• Data excerpts
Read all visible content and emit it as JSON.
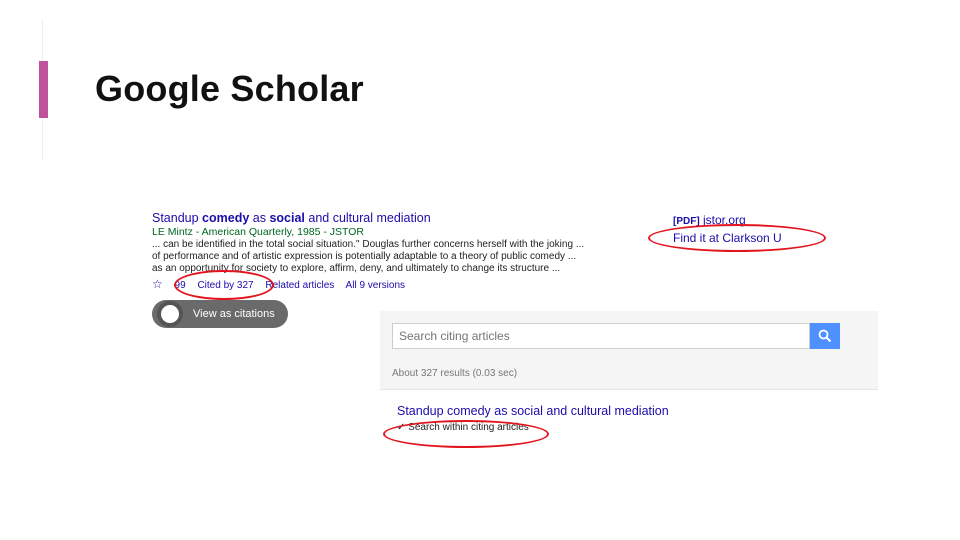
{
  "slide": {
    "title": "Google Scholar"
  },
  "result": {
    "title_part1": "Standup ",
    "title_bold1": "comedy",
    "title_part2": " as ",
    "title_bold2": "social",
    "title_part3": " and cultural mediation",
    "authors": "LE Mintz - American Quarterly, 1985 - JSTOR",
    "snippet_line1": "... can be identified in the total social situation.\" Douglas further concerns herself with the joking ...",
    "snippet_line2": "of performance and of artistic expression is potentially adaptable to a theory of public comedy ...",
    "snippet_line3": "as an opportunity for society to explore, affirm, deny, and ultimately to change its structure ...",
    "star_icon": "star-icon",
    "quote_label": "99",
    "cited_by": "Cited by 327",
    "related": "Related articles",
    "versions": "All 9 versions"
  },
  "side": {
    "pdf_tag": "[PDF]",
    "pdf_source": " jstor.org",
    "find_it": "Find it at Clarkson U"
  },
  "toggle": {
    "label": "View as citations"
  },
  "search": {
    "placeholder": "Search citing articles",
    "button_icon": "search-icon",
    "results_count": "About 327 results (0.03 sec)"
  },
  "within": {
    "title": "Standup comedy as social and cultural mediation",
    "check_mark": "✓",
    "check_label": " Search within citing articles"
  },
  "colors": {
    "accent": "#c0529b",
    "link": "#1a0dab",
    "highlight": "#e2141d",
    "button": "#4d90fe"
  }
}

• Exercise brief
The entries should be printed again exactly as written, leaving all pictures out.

• Exercise solution
Read all visible content and emit it as JSON.
{
  "slide": {
    "title": "Google Scholar"
  },
  "result": {
    "title_part1": "Standup ",
    "title_bold1": "comedy",
    "title_part2": " as ",
    "title_bold2": "social",
    "title_part3": " and cultural mediation",
    "authors": "LE Mintz - American Quarterly, 1985 - JSTOR",
    "snippet_line1": "... can be identified in the total social situation.\" Douglas further concerns herself with the joking ...",
    "snippet_line2": "of performance and of artistic expression is potentially adaptable to a theory of public comedy ...",
    "snippet_line3": "as an opportunity for society to explore, affirm, deny, and ultimately to change its structure ...",
    "star_icon": "star-icon",
    "quote_label": "99",
    "cited_by": "Cited by 327",
    "related": "Related articles",
    "versions": "All 9 versions"
  },
  "side": {
    "pdf_tag": "[PDF]",
    "pdf_source": " jstor.org",
    "find_it": "Find it at Clarkson U"
  },
  "toggle": {
    "label": "View as citations"
  },
  "search": {
    "placeholder": "Search citing articles",
    "button_icon": "search-icon",
    "results_count": "About 327 results (0.03 sec)"
  },
  "within": {
    "title": "Standup comedy as social and cultural mediation",
    "check_mark": "✓",
    "check_label": " Search within citing articles"
  },
  "colors": {
    "accent": "#c0529b",
    "link": "#1a0dab",
    "highlight": "#e2141d",
    "button": "#4d90fe"
  }
}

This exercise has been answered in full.